TASK TO COMPLETE:
The response should hold each line from the entries below where "this" is found.

RECORD EXTRACTS:
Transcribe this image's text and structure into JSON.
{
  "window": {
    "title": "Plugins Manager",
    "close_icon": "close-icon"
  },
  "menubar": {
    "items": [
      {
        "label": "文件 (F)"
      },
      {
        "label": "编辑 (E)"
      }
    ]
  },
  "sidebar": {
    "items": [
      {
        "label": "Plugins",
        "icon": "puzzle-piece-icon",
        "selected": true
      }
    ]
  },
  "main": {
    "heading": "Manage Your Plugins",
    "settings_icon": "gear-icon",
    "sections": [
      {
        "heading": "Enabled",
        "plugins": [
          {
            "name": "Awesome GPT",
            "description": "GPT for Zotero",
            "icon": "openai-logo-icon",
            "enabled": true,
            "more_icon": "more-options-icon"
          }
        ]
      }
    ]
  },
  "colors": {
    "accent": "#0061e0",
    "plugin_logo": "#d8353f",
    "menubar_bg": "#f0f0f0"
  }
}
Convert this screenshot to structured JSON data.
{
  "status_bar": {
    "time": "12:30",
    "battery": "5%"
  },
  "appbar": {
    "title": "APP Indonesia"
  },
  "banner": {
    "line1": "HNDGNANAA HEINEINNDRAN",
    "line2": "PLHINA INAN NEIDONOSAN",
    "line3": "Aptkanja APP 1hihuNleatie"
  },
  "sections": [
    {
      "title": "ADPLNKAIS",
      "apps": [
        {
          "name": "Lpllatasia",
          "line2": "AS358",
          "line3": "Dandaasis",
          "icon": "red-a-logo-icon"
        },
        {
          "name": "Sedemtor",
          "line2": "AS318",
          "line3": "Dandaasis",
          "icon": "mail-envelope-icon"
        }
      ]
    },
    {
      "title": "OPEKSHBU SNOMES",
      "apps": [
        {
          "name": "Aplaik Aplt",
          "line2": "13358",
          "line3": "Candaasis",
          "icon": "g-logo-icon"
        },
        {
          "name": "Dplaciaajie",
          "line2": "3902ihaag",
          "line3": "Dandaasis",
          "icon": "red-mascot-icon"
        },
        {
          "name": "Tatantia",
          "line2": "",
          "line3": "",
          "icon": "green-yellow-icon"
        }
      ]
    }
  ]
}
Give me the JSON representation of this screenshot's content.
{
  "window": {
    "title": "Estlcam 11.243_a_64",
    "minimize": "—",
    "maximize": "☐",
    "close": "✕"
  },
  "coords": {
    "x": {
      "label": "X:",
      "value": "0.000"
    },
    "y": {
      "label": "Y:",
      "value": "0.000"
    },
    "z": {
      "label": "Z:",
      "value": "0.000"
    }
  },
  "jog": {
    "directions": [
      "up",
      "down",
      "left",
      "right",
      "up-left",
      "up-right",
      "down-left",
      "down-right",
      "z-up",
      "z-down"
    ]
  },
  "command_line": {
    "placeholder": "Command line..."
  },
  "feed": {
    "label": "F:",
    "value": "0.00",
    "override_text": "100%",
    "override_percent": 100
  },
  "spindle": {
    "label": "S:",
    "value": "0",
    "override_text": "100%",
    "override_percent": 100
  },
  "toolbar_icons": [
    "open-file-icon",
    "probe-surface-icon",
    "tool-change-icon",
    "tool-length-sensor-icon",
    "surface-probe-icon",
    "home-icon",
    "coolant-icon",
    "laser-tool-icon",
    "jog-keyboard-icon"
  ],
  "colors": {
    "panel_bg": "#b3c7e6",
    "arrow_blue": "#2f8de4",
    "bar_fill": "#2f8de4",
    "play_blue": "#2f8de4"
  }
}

RESULT:
Transcribe this image's text and structure into JSON.
Convert this screenshot to structured JSON data.
Give me the JSON representation of this screenshot's content.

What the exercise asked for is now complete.